• John Luxton

In response to a unanimous request from the motor vehicle industry, motor vehicle tariffs, currently at 22.5 percent, will be totally removed at midnight tonight.

About $300 million was collected in car tariffs in 1997. The motor vehicle tariff decision applies to all passenger and light commercial vehicles, excluding motor homes and ambulances.

"This announcement means savings from tariff reductions for New Zealand families and businesses almost immediately and it will remove uncertainty from the car market. Cars will be cheaper than they otherwise would have been," Mr Luxton said.

The announcement was a positive response to industry concerns to address the current state of the motor vehicle market he said. "It will remove a major tariff cost impost and contribute to lowering transportation costs across the economy, thus improving our international competitiveness. "Last year the Coalition Government announced that car tariffs would be removed on 1 December 2000, or sooner if the assembly industry closed.

Since then the remaining four motor vehicle assemblers have all decided that local production will cease before the end of 1998. "It is important to remove the remaining tariff to help get the new and used vehicle market moving again as soon as possible. The motor vehicle market involves a large number of people including assembly, component manufacturers, dealerships, leasing and finance companies," Mr Luxton said.

To assist the transition the Government has agreed to a $10.125 million one off payment for the four local motor vehicle assemblers. This will mean that they will be able to continue to produce vehicles in New Zealand until around the time of their already announced closure dates.

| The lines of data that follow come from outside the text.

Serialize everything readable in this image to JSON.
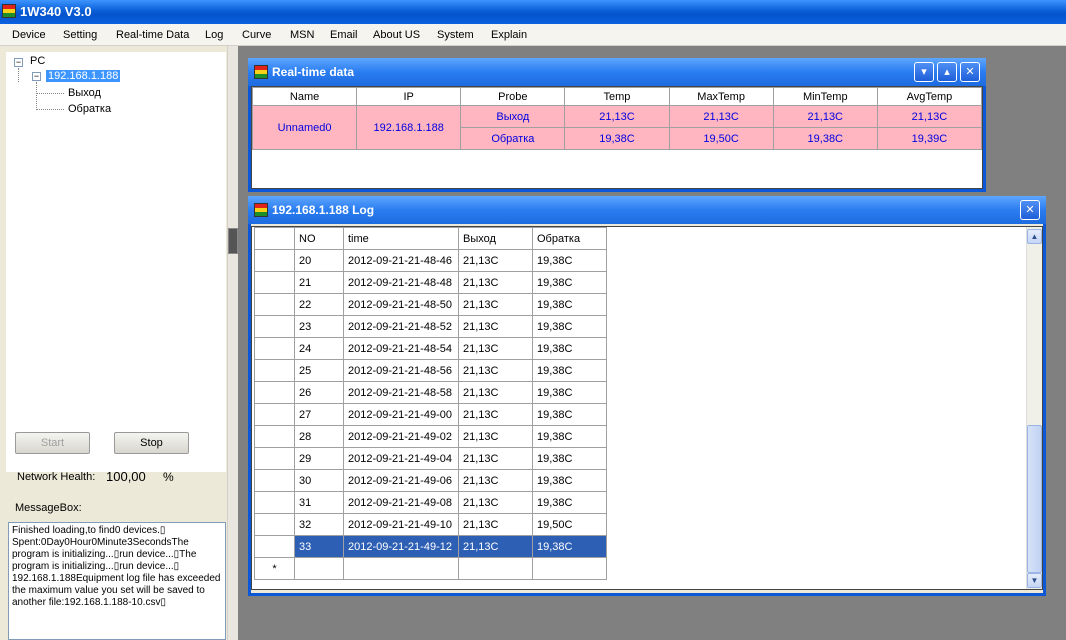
{
  "app": {
    "title": "1W340 V3.0"
  },
  "menu": [
    "Device",
    "Setting",
    "Real-time Data",
    "Log",
    "Curve",
    "MSN",
    "Email",
    "About US",
    "System",
    "Explain"
  ],
  "tree": {
    "root": "PC",
    "device": "192.168.1.188",
    "probes": [
      "Выход",
      "Обратка"
    ]
  },
  "controls": {
    "start_label": "Start",
    "stop_label": "Stop",
    "health_label": "Network Health:",
    "health_value": "100,00",
    "health_unit": "%",
    "msgbox_label": "MessageBox:"
  },
  "messages": "Finished loading,to find0 devices.▯ Spent:0Day0Hour0Minute3SecondsThe program is initializing...▯run device...▯The program is initializing...▯run device...▯ 192.168.1.188Equipment log file has exceeded the maximum value you set will be saved to another file:192.168.1.188-10.csv▯",
  "realtime": {
    "title": "Real-time data",
    "headers": [
      "Name",
      "IP",
      "Probe",
      "Temp",
      "MaxTemp",
      "MinTemp",
      "AvgTemp"
    ],
    "name": "Unnamed0",
    "ip": "192.168.1.188",
    "rows": [
      {
        "probe": "Выход",
        "temp": "21,13C",
        "max": "21,13C",
        "min": "21,13C",
        "avg": "21,13C"
      },
      {
        "probe": "Обратка",
        "temp": "19,38C",
        "max": "19,50C",
        "min": "19,38C",
        "avg": "19,39C"
      }
    ]
  },
  "log": {
    "title": "192.168.1.188 Log",
    "headers": [
      "NO",
      "time",
      "Выход",
      "Обратка"
    ],
    "rows": [
      [
        "20",
        "2012-09-21-21-48-46",
        "21,13C",
        "19,38C"
      ],
      [
        "21",
        "2012-09-21-21-48-48",
        "21,13C",
        "19,38C"
      ],
      [
        "22",
        "2012-09-21-21-48-50",
        "21,13C",
        "19,38C"
      ],
      [
        "23",
        "2012-09-21-21-48-52",
        "21,13C",
        "19,38C"
      ],
      [
        "24",
        "2012-09-21-21-48-54",
        "21,13C",
        "19,38C"
      ],
      [
        "25",
        "2012-09-21-21-48-56",
        "21,13C",
        "19,38C"
      ],
      [
        "26",
        "2012-09-21-21-48-58",
        "21,13C",
        "19,38C"
      ],
      [
        "27",
        "2012-09-21-21-49-00",
        "21,13C",
        "19,38C"
      ],
      [
        "28",
        "2012-09-21-21-49-02",
        "21,13C",
        "19,38C"
      ],
      [
        "29",
        "2012-09-21-21-49-04",
        "21,13C",
        "19,38C"
      ],
      [
        "30",
        "2012-09-21-21-49-06",
        "21,13C",
        "19,38C"
      ],
      [
        "31",
        "2012-09-21-21-49-08",
        "21,13C",
        "19,38C"
      ],
      [
        "32",
        "2012-09-21-21-49-10",
        "21,13C",
        "19,50C"
      ],
      [
        "33",
        "2012-09-21-21-49-12",
        "21,13C",
        "19,38C"
      ]
    ],
    "new_row_marker": "*"
  }
}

"This assistance will enable the industry to sell their locally produced vehicles in the now duty free vehicle market. It will also assist the component industry by providing greater market certainty and improved sales in the period up to the closure of the assembly industry," said Mr Luxton.

The Government has confirmed that a duty refund will be available on eligible passenger and light commercial vehicles imported on or after 14 February 1998 which remain unsold as at midnight tonight. The duty refund is estimated to cost the Government about $30 million.

The details of the duty refund will be available from both the Ministry of Commerce and the New Zealand Customs Service. It is intended to help dealers sell existing stock at reduced prices.